Cerebral Palsy is the most common cause of physical disability in children and young people.. Shockingly, approximately one in every 400 babies born in the United Kingdom is diagnosed with this motor disability. And while it’s true that there is no cure for cerebral palsy, the sooner it is diagnosed and treatment is begun, the better the quality of life will be for the child and his or her entire family.
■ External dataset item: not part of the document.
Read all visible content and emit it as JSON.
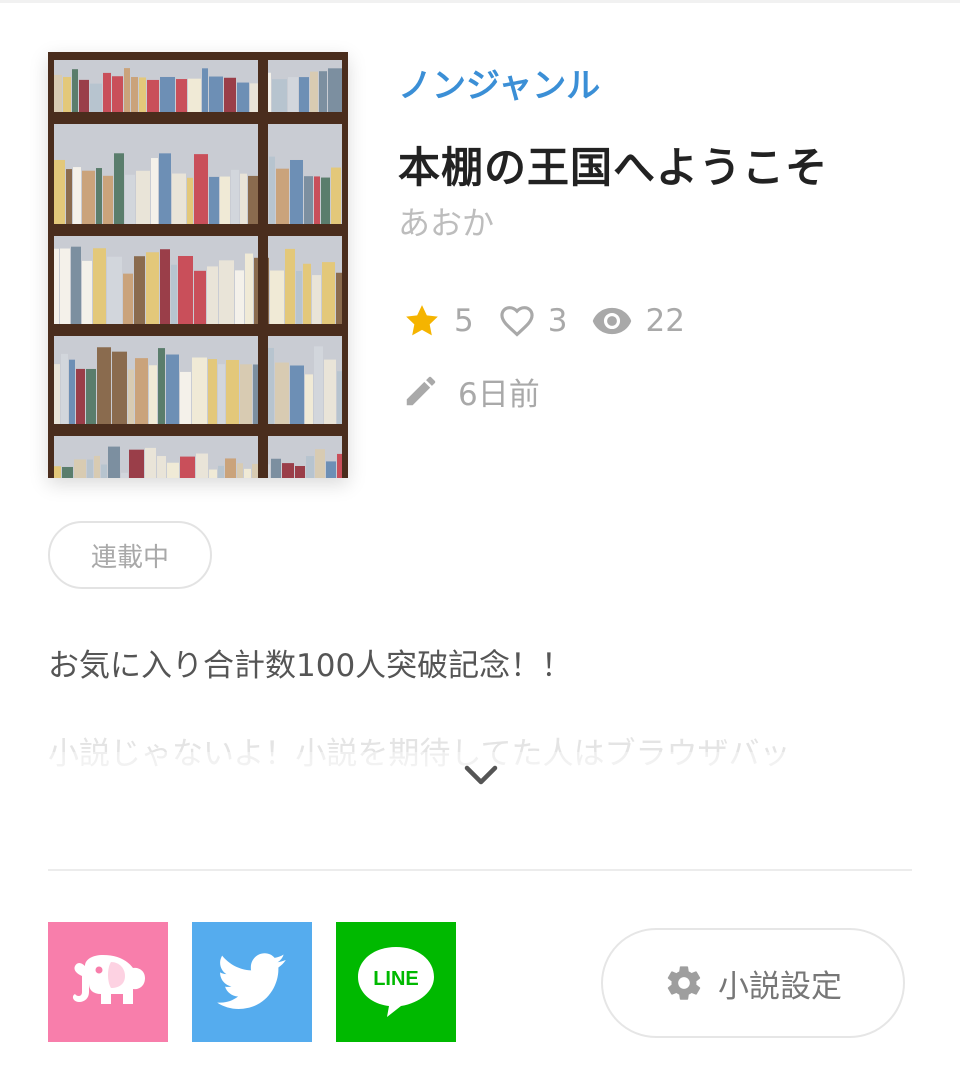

A British patient advocacy organization, National Institute for Health and Care Excellence (NICE), has issued a new guideline that aims to improve cerebral palsy diagnosis and treatment.
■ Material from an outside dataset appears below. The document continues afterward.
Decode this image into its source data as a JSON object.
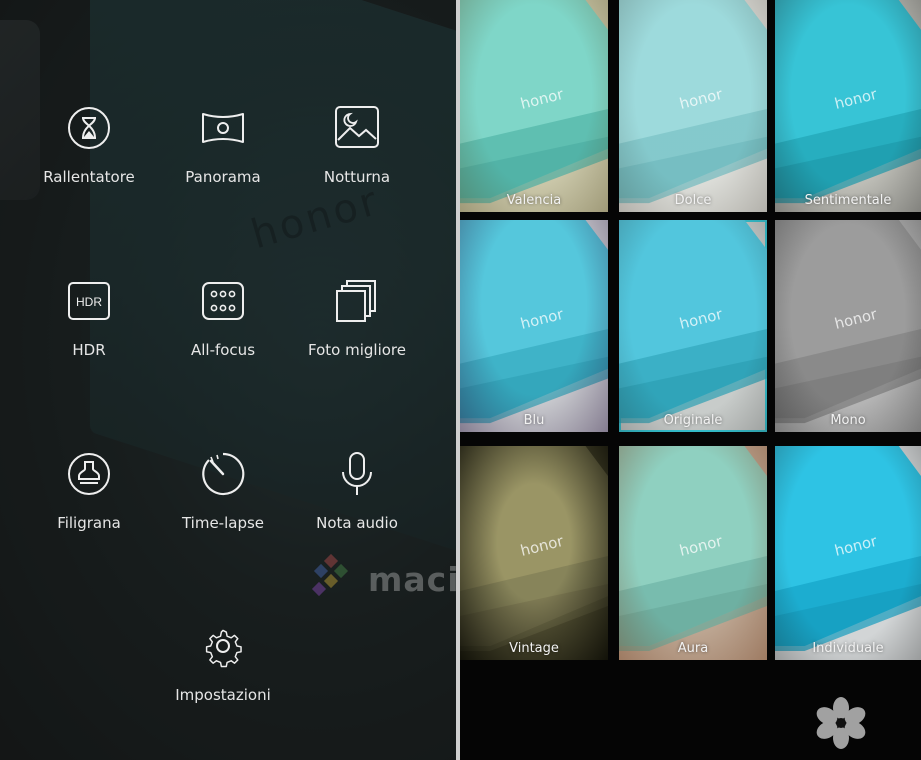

Among the warning signs of cerebral palsy, the guideline suggests parents look out for:
- Eating, drinking, and swallowing difficulties
- Fidgety movement, lack of movement, asymmetry of movement
- Floppiness of muscle tone, stiffness of muscle tone
- Abnormal motor development, including lack of head control, and difficulty rolling over or crawling
- Not sitting up by eight months of age
- Not walking by 18 months
- Asymmetry of hand function at an early age
The guideline also recommends screening for cerebral palsy using magnetic resonance imaging (MRI) to look for abnormalities or injuries so the brain, but not to rely solely on it for diagnosis.
The guideline also offers recommendations for treating conditions that can accompany cerebral palsy, like constipation, drooling, sleep disturbance, lack of bone density, behavioral problems, depression, and much more. Caring for a person with cerebral palsy can be very challenging for family members, and even professionals. Early diagnosis and intervention can significant improve the child’s quality of life.